You may set ground rules for your child when he or she goes away to school in Georgia, but even the most well-intentioned college-age young adults are prone to making errors in judgment. If your child is a recipient of federal financial aid, though, a conviction for a drug offense could have far-reaching implications.
Per Federal Student Aid, an office of the U.S. Department of Education, receiving a drug conviction has the potential to make your college student unable to use financial aid.
Determining continued eligibility
Your son or daughter must complete the Federal Application for Free Student Aid for every year he or she wishes to apply for it. During this time, he or she has to answer questions about whether there were any drug-related convictions received while using financial aid. If so, your child may become ineligible for aid for at least a year and, possibly, indefinitely. Any type of drug offense may make your child ineligible for financial aid, including convictions for drug possession or drug sales, among others.
Should your college student become ineligible for aid after a drug offense, he or she may be able to get it back early by doing one of two things. If an approved drug rehabilitation provider reports that your child completed a program there or passed two unannounced drug tests, this may pave the way for your son or daughter to regain financial aid eligibility early.

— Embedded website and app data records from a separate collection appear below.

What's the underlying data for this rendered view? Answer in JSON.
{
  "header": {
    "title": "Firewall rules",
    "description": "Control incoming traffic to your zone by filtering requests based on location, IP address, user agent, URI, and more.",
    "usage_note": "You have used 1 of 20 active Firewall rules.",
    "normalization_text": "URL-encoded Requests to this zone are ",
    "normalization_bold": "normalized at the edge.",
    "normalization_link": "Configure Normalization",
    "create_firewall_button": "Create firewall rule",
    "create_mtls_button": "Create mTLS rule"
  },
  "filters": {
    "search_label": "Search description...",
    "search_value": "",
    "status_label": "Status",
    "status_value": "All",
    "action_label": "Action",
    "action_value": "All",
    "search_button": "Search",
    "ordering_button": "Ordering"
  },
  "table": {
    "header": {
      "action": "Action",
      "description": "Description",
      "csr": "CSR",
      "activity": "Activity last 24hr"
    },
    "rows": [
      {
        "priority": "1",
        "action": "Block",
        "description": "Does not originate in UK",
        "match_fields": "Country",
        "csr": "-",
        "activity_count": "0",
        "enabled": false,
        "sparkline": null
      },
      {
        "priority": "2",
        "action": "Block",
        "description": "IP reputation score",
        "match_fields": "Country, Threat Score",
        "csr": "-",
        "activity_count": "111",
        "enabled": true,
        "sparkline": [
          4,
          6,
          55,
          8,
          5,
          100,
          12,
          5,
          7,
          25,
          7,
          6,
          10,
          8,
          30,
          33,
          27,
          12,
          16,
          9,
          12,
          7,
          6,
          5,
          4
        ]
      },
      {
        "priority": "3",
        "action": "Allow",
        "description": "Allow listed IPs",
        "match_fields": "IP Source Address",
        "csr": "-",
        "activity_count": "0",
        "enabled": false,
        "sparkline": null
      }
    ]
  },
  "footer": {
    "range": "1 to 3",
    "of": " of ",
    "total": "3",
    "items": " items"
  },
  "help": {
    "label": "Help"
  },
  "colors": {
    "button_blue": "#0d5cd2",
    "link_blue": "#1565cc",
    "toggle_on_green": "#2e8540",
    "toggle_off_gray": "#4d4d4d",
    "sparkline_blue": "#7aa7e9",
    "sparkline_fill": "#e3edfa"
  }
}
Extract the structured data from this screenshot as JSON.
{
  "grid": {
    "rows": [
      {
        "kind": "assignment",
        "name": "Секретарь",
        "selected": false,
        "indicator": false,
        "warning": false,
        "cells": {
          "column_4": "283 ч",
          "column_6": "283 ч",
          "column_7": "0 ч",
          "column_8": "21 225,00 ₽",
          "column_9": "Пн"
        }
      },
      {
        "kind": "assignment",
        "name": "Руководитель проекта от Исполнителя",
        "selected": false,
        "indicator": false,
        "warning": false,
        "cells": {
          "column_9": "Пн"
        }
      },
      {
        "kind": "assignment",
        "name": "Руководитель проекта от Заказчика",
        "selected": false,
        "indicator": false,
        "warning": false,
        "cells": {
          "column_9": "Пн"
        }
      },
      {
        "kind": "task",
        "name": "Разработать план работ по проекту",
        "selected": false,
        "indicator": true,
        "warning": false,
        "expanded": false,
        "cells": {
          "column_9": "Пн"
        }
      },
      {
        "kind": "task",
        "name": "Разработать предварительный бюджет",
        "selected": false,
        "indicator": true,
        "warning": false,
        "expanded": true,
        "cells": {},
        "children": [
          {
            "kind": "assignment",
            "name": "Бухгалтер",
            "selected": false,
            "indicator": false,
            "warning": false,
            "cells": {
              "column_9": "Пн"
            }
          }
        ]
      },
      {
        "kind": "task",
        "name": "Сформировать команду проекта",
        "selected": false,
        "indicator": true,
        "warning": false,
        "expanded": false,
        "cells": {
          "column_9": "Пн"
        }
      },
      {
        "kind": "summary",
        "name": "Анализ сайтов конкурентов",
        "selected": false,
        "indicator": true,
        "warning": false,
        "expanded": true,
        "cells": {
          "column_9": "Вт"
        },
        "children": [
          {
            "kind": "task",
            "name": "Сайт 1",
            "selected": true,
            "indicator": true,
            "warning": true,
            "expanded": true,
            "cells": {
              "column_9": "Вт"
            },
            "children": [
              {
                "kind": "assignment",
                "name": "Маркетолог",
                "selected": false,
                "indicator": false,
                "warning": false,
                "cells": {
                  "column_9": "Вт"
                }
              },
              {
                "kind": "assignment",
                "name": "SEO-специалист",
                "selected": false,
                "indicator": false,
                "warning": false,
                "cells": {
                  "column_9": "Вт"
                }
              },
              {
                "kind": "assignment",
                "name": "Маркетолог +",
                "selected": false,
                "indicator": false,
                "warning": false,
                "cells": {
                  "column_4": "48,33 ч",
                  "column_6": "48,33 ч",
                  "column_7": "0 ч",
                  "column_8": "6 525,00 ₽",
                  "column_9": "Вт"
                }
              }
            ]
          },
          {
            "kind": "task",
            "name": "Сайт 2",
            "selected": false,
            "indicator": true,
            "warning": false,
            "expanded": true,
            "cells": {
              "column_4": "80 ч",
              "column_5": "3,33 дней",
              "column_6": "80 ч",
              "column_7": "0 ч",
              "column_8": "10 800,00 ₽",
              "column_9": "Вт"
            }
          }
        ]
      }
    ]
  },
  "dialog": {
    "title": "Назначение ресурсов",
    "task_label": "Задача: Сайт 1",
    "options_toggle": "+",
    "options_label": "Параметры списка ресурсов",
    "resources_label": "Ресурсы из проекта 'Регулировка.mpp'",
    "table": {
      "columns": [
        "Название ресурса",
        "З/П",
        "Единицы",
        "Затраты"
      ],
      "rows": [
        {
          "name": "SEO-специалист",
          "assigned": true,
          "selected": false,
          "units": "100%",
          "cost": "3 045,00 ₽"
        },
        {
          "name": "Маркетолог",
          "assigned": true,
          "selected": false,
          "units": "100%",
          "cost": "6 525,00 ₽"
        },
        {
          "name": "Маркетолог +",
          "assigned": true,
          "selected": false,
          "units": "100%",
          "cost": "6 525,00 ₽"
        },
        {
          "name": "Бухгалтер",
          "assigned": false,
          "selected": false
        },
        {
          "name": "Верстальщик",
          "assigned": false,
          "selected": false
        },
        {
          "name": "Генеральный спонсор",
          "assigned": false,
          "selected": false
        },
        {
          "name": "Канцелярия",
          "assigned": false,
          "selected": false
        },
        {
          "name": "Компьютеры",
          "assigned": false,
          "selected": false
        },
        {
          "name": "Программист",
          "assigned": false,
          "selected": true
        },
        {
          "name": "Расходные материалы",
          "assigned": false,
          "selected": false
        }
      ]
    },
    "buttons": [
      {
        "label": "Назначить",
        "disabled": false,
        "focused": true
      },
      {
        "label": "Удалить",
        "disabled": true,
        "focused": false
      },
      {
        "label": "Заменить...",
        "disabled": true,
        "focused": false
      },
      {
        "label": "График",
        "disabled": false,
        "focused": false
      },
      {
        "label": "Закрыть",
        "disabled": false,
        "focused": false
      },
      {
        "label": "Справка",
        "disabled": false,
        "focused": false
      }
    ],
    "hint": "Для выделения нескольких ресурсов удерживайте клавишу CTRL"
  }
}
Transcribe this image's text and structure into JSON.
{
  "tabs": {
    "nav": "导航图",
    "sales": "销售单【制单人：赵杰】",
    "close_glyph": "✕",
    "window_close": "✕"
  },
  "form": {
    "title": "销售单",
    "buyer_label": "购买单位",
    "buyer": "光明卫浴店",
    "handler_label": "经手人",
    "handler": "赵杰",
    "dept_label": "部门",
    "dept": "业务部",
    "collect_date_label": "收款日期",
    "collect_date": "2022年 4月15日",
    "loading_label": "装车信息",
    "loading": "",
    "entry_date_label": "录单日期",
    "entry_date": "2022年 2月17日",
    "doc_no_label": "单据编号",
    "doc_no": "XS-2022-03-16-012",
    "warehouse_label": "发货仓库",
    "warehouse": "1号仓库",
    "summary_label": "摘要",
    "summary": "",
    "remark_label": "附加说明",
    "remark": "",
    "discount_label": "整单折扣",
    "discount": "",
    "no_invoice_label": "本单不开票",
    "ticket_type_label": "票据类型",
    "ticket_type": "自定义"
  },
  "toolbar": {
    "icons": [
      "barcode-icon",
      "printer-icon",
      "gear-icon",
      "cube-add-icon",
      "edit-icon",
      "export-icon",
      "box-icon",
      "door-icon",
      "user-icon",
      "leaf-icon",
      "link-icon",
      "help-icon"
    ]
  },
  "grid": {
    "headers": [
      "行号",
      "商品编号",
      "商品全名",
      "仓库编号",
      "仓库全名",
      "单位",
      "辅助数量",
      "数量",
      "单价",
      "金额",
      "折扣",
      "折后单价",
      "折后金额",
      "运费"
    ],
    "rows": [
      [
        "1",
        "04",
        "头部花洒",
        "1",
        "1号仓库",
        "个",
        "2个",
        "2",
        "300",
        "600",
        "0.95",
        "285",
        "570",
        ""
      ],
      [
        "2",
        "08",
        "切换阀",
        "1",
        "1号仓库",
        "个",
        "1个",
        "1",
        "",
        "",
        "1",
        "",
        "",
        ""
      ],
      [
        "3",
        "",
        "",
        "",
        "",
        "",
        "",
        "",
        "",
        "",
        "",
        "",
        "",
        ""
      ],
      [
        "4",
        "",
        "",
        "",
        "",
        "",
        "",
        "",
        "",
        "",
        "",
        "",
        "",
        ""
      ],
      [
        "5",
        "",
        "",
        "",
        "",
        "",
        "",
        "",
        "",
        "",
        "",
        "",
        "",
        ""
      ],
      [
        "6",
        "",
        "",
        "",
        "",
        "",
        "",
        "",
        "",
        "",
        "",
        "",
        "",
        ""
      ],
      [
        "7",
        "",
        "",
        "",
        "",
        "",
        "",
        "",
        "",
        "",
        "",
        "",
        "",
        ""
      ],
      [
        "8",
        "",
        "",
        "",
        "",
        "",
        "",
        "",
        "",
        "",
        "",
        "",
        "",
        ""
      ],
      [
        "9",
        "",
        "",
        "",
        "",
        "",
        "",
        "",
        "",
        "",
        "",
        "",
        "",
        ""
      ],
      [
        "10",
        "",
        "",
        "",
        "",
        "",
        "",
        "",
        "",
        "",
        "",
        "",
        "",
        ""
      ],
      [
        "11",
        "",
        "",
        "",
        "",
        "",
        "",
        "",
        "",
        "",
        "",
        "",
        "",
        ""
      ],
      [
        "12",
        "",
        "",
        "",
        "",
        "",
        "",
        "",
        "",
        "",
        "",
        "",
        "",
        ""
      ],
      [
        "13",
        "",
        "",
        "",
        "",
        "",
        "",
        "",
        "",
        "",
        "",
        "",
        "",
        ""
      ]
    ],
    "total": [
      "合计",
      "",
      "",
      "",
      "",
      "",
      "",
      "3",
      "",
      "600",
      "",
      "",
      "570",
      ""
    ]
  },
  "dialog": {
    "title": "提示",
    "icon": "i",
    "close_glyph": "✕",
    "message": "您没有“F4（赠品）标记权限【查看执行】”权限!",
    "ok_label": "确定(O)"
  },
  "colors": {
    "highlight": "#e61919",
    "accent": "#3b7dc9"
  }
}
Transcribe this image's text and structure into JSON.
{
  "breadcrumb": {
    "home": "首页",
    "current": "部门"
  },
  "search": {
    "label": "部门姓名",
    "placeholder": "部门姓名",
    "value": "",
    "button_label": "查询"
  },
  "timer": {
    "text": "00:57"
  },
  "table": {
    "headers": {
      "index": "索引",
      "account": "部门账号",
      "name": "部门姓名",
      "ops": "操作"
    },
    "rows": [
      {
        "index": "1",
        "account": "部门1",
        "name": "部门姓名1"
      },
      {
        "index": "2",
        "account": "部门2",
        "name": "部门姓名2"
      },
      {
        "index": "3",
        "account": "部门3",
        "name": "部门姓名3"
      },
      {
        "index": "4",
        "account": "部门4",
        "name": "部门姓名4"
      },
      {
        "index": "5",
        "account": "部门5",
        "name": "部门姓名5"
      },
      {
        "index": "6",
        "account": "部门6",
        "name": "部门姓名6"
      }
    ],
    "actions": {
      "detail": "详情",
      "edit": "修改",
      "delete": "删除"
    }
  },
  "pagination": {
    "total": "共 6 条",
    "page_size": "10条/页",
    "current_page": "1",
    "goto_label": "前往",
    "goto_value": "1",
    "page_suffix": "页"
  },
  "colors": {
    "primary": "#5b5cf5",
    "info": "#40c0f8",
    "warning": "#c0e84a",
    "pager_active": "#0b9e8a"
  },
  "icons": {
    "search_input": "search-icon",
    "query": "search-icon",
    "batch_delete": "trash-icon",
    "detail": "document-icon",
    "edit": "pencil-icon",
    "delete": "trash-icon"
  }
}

Some educators and elected officials believe that taking away financial aid is an ineffective means of preventing criminal behavior and are working to change these rules. However, they remain in place for the time being.